China may seek to strengthen its presence in oil productive sectors in different parts of the world depending on their competitive prices and acceptable conditions, which ought to be better than that of Western companies. It is also expected that China will continue to strive for more of a military presence by increasing its participating forces in peacekeeping operations or in combating piracy. At the same time it will seek to establish military bases to protect its oil supplies. It has already started negotiations with Pakistan and with the Seychelles* while at a same time developing its marine capabilities and building an aircraft carrier.
As far as Iran is concerned, it is expected that China will attempt to apply continuous pressure on Tehran to show greater flexibility in its cooperation with the International Atomic Energy Agency (IAEA). It will also engage in further coordination and rapprochement with Moscow to prevent the occurrence of a catastrophic war, or to delay its occurrence and limit it if it should happen.

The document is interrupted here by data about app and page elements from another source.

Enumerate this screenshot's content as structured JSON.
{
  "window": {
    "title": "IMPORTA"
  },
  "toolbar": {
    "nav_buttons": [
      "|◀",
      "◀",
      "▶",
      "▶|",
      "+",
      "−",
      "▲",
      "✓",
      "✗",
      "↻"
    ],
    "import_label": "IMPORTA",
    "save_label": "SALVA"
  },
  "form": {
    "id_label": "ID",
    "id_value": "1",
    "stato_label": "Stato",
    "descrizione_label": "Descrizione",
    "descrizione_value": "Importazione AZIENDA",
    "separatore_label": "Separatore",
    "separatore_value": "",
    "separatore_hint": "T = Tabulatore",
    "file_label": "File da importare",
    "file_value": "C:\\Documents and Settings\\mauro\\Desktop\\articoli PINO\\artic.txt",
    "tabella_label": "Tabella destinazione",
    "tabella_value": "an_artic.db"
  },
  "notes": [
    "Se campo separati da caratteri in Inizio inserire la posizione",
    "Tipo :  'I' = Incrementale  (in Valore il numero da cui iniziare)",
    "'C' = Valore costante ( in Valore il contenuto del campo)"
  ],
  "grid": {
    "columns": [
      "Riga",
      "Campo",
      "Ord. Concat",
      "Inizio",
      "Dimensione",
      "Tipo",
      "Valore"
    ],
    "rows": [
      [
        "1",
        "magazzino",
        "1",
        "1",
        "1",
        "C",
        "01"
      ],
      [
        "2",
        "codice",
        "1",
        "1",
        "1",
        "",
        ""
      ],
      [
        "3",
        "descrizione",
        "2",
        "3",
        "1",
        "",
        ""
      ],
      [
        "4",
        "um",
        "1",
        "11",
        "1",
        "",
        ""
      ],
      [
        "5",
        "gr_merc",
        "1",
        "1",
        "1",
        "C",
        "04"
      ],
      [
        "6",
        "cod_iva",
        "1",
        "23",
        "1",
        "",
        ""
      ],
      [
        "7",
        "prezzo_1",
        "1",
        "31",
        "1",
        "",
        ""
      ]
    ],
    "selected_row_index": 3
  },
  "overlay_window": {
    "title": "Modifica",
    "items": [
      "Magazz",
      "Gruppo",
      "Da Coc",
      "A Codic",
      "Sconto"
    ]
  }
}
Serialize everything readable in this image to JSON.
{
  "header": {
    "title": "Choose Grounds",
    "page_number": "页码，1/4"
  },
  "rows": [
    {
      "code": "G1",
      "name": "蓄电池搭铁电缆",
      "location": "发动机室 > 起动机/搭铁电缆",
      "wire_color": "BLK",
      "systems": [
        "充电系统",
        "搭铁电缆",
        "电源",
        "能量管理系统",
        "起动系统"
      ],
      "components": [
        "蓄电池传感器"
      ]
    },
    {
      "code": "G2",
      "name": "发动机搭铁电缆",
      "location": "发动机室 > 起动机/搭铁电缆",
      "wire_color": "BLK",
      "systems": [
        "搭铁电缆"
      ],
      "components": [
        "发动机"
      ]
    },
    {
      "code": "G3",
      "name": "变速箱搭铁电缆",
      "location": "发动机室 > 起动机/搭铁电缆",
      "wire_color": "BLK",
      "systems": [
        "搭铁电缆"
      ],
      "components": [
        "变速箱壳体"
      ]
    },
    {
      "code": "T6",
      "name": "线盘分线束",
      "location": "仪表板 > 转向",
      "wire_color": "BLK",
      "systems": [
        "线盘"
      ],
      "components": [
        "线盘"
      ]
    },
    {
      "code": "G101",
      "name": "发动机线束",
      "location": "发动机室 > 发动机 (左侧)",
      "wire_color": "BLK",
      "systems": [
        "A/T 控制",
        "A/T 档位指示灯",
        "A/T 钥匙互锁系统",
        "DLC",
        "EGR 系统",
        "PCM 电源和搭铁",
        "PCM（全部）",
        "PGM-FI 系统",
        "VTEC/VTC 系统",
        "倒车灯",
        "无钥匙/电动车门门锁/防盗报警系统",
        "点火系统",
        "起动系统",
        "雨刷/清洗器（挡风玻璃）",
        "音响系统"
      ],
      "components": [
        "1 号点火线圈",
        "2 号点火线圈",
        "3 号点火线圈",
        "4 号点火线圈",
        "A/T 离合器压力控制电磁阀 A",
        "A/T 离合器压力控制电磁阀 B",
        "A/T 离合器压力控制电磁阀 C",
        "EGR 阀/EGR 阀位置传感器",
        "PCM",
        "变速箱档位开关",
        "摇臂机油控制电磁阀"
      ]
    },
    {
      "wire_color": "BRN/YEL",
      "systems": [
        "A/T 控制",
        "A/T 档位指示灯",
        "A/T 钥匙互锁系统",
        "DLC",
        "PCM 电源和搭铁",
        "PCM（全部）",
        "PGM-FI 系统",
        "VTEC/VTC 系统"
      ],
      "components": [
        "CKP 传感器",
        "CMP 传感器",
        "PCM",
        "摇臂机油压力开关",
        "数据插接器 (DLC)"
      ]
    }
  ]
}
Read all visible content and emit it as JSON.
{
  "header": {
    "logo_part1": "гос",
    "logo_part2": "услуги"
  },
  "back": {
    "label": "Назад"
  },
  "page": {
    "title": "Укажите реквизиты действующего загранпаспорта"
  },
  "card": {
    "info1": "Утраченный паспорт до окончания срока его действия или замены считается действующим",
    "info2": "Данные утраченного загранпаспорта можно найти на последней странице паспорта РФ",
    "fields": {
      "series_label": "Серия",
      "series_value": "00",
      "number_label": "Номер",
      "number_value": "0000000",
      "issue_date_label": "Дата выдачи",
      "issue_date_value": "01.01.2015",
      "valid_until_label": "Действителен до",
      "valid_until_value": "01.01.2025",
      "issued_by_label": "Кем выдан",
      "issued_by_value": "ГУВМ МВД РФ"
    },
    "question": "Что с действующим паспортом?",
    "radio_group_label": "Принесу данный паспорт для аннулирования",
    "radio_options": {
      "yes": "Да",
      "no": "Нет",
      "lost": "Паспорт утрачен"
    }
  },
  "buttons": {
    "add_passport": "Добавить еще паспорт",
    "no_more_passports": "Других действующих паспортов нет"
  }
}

Perhaps a comparison of Beijing’s relationship with Tehran to its relationship with Islamabad will clearly reveal in a substantial way Iran's position in China's strategic vision. Relations between China and Iran did not reach the degree of an alliance or even to the point where they can be considered as a ‘spring in all seasons’, as Sino–Pakistan relations have been described. That is an objective issue imposed by many reasons, including the fact that China's diplomacy continues to reject the principle of alliances in its international relations except in the case of relations that are considered "above normal" with some countries, which relations are dictated by geographical, historical and strategic necessities such as the relationship with North Korea, and similarly but to a lesser extent with Pakistan. In addition, Iran has no common border with China, as is the case with Pakistan.
Iran is also in a confrontation with the United States, the international community and its region, while Pakistan is in a confrontation with India, China’s traditional rival. Likewise each of these two countries have different neighbouring regions; India’s neighbours look to China as a regional balance while Iran's neighbours are the Arab countries. This aspect is not contained in the calculations of the Arab countries in that they do not see in Iran a regional balancing power because they have strong relations with Washington.
Therefore, China's relationship with Iran will remain, regardless of how close they become, merely a bargaining chip and will not become in any way a strategic relationship at least in the foreseeable future. As for China's relationship with the region as a whole, in spite of the growing importance of the region with respect to China, it will not accept any threat to its relationship with major powers.
* ‘Izzat Shahrour is a specialist in Chinese affairs and is the director of Al Jazeera's bureau in Beijing.